I grew up in Chennai, proudly known as the automotive capital of India and home to Standard Motors. While it makes me very happy to see Chennai back on the automotive map, it also points me to the fact that India needs to be involved in the long-term reduction of heat-trapping emissions. This is not going to help…
India’s labour intensive car industry has become a tremendous job creator and as such a crucial driver of economic growth.
Already, some 10 million people are working in factories across India – making cars and motorcycles, tractors and trucks – or in sales and service centres.
And their numbers are set to swell.
By 2016, the automotive industry should have created employment for 25 million people in India, according to government predictions, set out in its Automotive Mission Plan.
I realize that India has a loooooooooooooong way to go before it catches up with the US and the rest of the developed world as far as per capita heat-trapping emissions are concerned.

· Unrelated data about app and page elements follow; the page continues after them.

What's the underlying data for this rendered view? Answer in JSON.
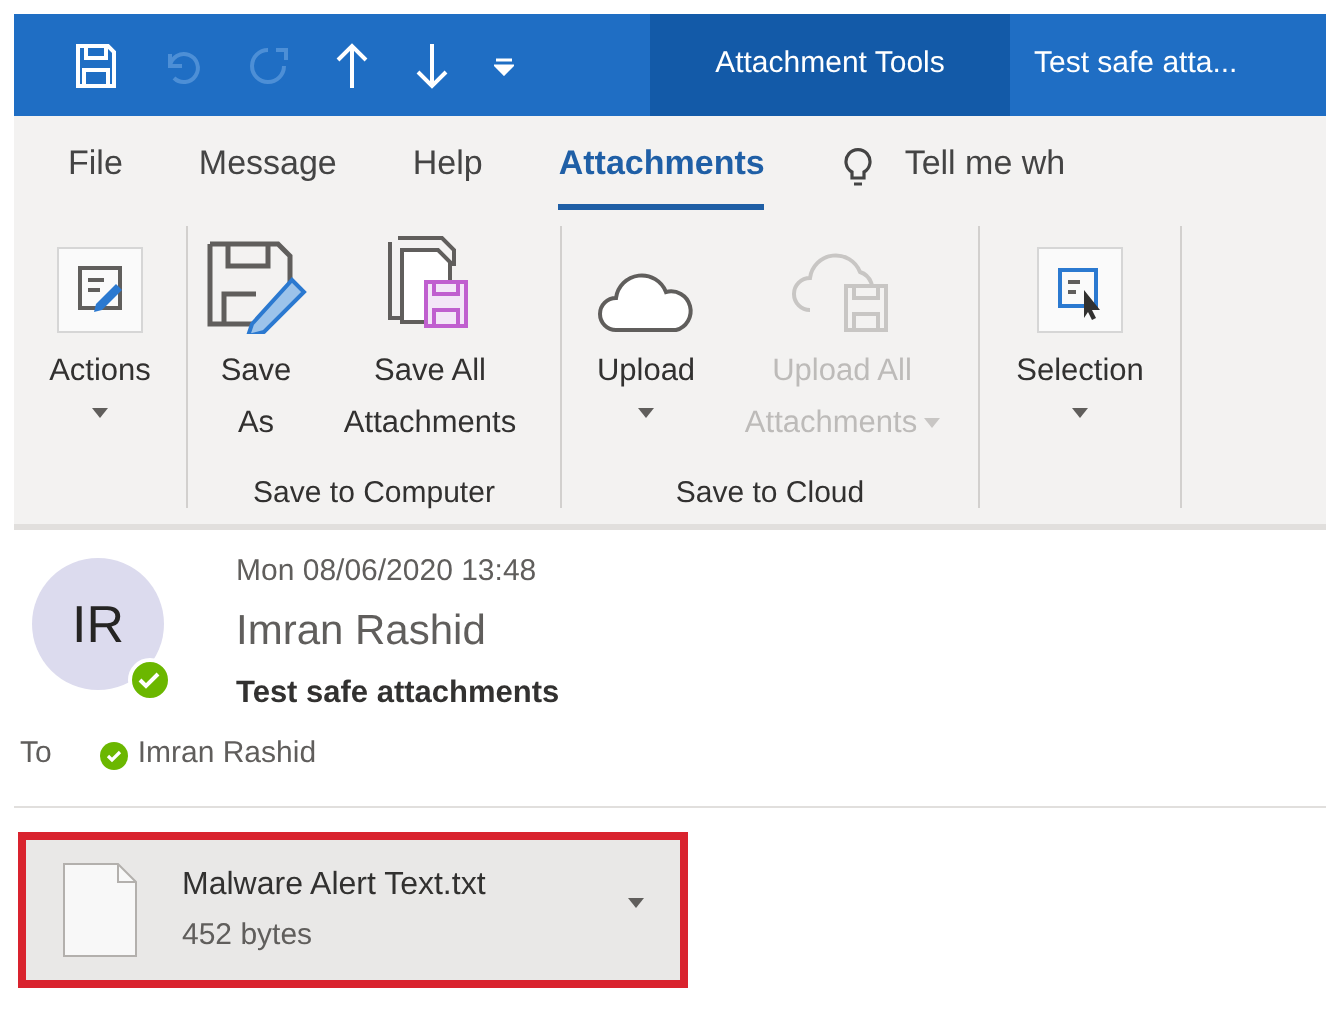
{
  "title_bar": {
    "contextual_tab": "Attachment Tools",
    "title": "Test safe atta..."
  },
  "tabs": [
    {
      "label": "File",
      "selected": false
    },
    {
      "label": "Message",
      "selected": false
    },
    {
      "label": "Help",
      "selected": false
    },
    {
      "label": "Attachments",
      "selected": true
    }
  ],
  "tell_me": "Tell me wh",
  "ribbon_groups": [
    {
      "buttons": [
        {
          "kind": "actions",
          "label": "Actions",
          "dropdown": true,
          "disabled": false
        }
      ]
    },
    {
      "label": "Save to Computer",
      "buttons": [
        {
          "kind": "save-as",
          "label": "Save As",
          "dropdown": false,
          "disabled": false
        },
        {
          "kind": "save-all",
          "label": "Save All Attachments",
          "dropdown": false,
          "disabled": false
        }
      ]
    },
    {
      "label": "Save to Cloud",
      "buttons": [
        {
          "kind": "upload",
          "label": "Upload",
          "dropdown": true,
          "disabled": false
        },
        {
          "kind": "upload-all",
          "label": "Upload All Attachments",
          "dropdown": true,
          "disabled": true
        }
      ]
    },
    {
      "buttons": [
        {
          "kind": "selection",
          "label": "Selection",
          "dropdown": true,
          "disabled": false
        }
      ]
    }
  ],
  "message": {
    "date": "Mon 08/06/2020 13:48",
    "initials": "IR",
    "sender": "Imran Rashid",
    "sender_online": true,
    "subject": "Test safe attachments",
    "to_label": "To",
    "recipients": [
      {
        "name": "Imran Rashid",
        "online": true
      }
    ]
  },
  "attachments": [
    {
      "name": "Malware Alert Text.txt",
      "size": "452 bytes",
      "highlighted": true
    }
  ]
}
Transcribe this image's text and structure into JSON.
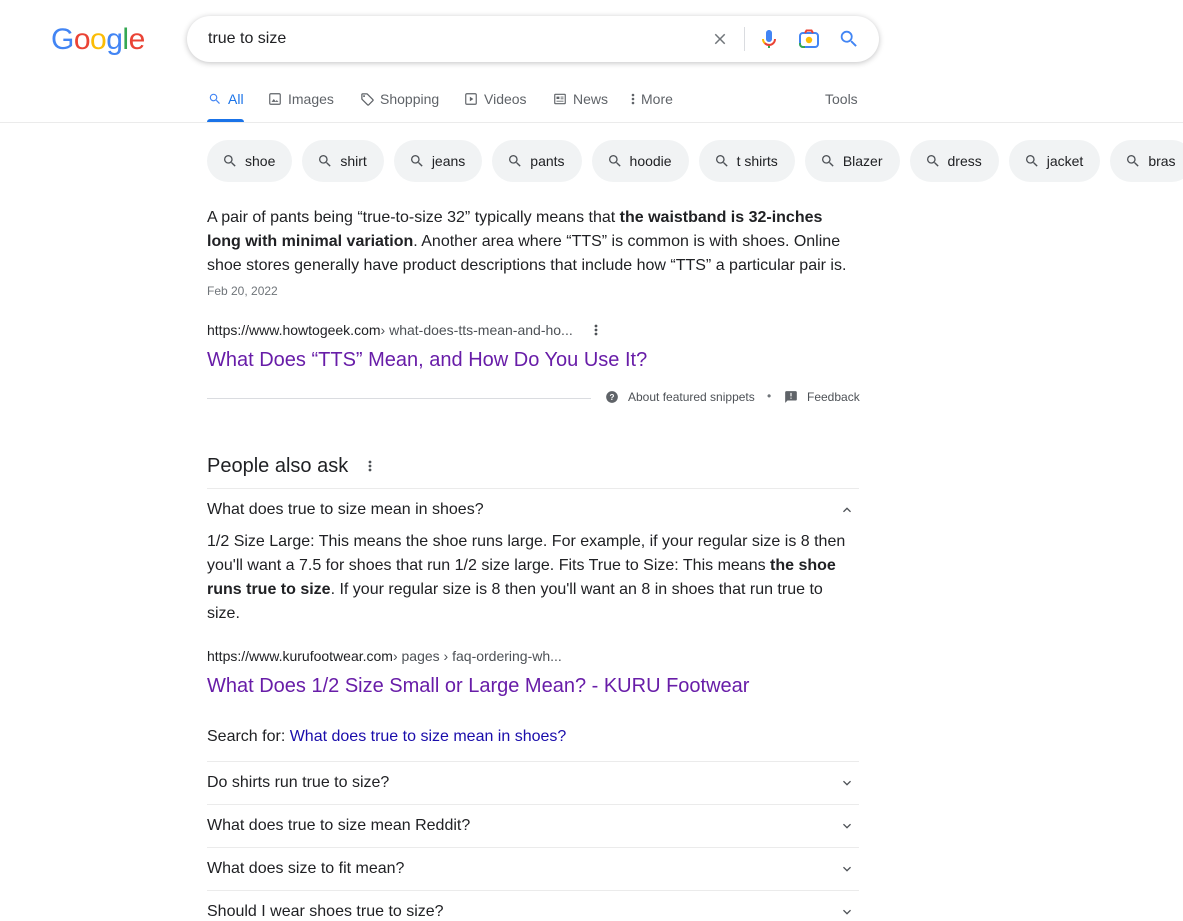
{
  "logo": {
    "letters": [
      {
        "ch": "G",
        "color": "#4285F4"
      },
      {
        "ch": "o",
        "color": "#EA4335"
      },
      {
        "ch": "o",
        "color": "#FBBC05"
      },
      {
        "ch": "g",
        "color": "#4285F4"
      },
      {
        "ch": "l",
        "color": "#34A853"
      },
      {
        "ch": "e",
        "color": "#EA4335"
      }
    ]
  },
  "search": {
    "query": "true to size",
    "icons": [
      "close-icon",
      "microphone-icon",
      "camera-lens-icon",
      "search-icon"
    ]
  },
  "tabs": [
    {
      "label": "All",
      "icon": "search-icon",
      "active": true
    },
    {
      "label": "Images",
      "icon": "image-icon",
      "active": false
    },
    {
      "label": "Shopping",
      "icon": "tag-icon",
      "active": false
    },
    {
      "label": "Videos",
      "icon": "play-icon",
      "active": false
    },
    {
      "label": "News",
      "icon": "newspaper-icon",
      "active": false
    },
    {
      "label": "More",
      "icon": "more-vertical-icon",
      "active": false
    }
  ],
  "tools_label": "Tools",
  "chips": [
    "shoe",
    "shirt",
    "jeans",
    "pants",
    "hoodie",
    "t shirts",
    "Blazer",
    "dress",
    "jacket",
    "bras"
  ],
  "snippet": {
    "text_before": "A pair of pants being “true-to-size 32” typically means that ",
    "text_bold": "the waistband is 32-inches long with minimal variation",
    "text_after": ". Another area where “TTS” is common is with shoes. Online shoe stores generally have product descriptions that include how “TTS” a particular pair is.",
    "date": "Feb 20, 2022",
    "cite_domain": "https://www.howtogeek.com",
    "cite_path": " › what-does-tts-mean-and-ho...",
    "title": "What Does “TTS” Mean, and How Do You Use It?",
    "about_label": "About featured snippets",
    "bullet": "•",
    "feedback_label": "Feedback"
  },
  "paa": {
    "heading": "People also ask",
    "expanded": {
      "question": "What does true to size mean in shoes?",
      "answer_before": "1/2 Size Large: This means the shoe runs large. For example, if your regular size is 8 then you'll want a 7.5 for shoes that run 1/2 size large. Fits True to Size: This means ",
      "answer_bold": "the shoe runs true to size",
      "answer_after": ". If your regular size is 8 then you'll want an 8 in shoes that run true to size.",
      "cite_domain": "https://www.kurufootwear.com",
      "cite_path": " › pages › faq-ordering-wh...",
      "title": "What Does 1/2 Size Small or Large Mean? - KURU Footwear",
      "search_for_label": "Search for: ",
      "search_for_link": "What does true to size mean in shoes?"
    },
    "questions": [
      "Do shirts run true to size?",
      "What does true to size mean Reddit?",
      "What does size to fit mean?",
      "Should I wear shoes true to size?"
    ]
  }
}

I also admit that infrastructure development, job creation, manufacturing prowess, etc., are critical for India in order to mitigate its soul crushingly large poverty and development issues. But, by putting so much emphasis on conventional car technology, and putting so many more CO2 emitting monsters on the road, India is putting itself in a position of playing the development vs. environment game.
Is it necessary that India and China tread the same path as the U.S and Europe? Does India have to make and use cars that are built using technology developed prior to our knowledge of global warming? The same company that gets cautious praise from the Union of Concerned Scientists for its “leadership” role in global warming will turn around and build factories in India that carry the status quo forward for another 30 years. When you’re starting from the foundation, and you know that the plans provided to you will lead to your house crumbling in 20 years, would you use the plans anyway because your contractor provides you with no alternative? The logical answer seems to be no, but is this process logic driven, or enforced by the existing power structure?
The vehicle industry is entrenched in the US and therefore, resistant to change. It is understandable, not optimal, not desirable, shortsighted, etc., but understandable. Change requires effort, and a lot of the time, the effort is motivated by external factors, such as strict regulation. Without these external factors, it is very easy to keep chugging along merrily.
But, does India have to make the same mistakes? Does India have a choice here? I am afraid not. The pressure to build infrastructure quickly leads India to seek foreign investment and the investment will only come in the way of companies like Ford. And Ford will do exactly what it needs to do to make money in the short term (apparently, they’re not very good at that either!).
What is the answer? The developed countries have to pass legislation that pretty much forces the car companies’ hand. Strict increases in fuel economy standards, tightening of loopholes, and strict enforcement are all required. As this UCS report shows, fuel efficiency improvements of up to 40% are possible using run of the mill technology (as in, no hybrids, no electrics, nothing). But this is not sufficient. While the US market is focused enough that the highest regulation (California) pretty much drives the market, will car companies simply make a set of third world cars and a set of first world cars?
There’s clearly another piece to the puzzle, encouraging technology transfer of the most carbon efficient technologies to emerging markets so that they can build infrastructure correctly, using current knowledge instead of following the only blueprint currently available to them. Yes, this hits upon intellectual property issues at times, but when your village is being submerged by the sea, intellectual property needs to take a back seat. This technology transfer needs to happen either through incentives (tax breaks, non-profit/UN funding), or disincentives (carbon taxes, etc.). the Kyoto Protocol does have some technology transfer programs built in, but without the participation of the US, the protocol is not going to work.
Do I see any of this happening? Not really, so I guess we’re stuck with recycled global warming denialism like this one from one of India’s prominent columnists.
Almost as soon as the Kyoto Protocol on global warming came into effect on February 15, Kashmir suffered the highest snowfall in three decades with over 150 killed, and Mumbai recorded the lowest temperature in 40 years. Had temperatures been the highest for decades, newspapers would have declared this was proof of global warming. But whenever temperatures drop, the press keeps quiet.
Yes, the country that produces great intellectuals has come down to this. But, this is the prevailing wind in India. As a country, it has swallowed the American line on development being at odds with the environment. As a country, it is poised to greatly increase its heat-trapping emissions and fight vigorously, any efforts to restrict its emissions. India is right in most ways, its per capita energy consumption is miniscule. It already only uses half the energy per dollar of GDP that the US uses (of course, this is at the expense of quality of life for millions). So, any attempts at pointing fingers at China and India are irresponsible. But, that is the past. Looking forward, every country needs to use the most efficient technologies possible, and this Ford factory driven development model ain’t gonna work.
I leave you with the energy intensity chart…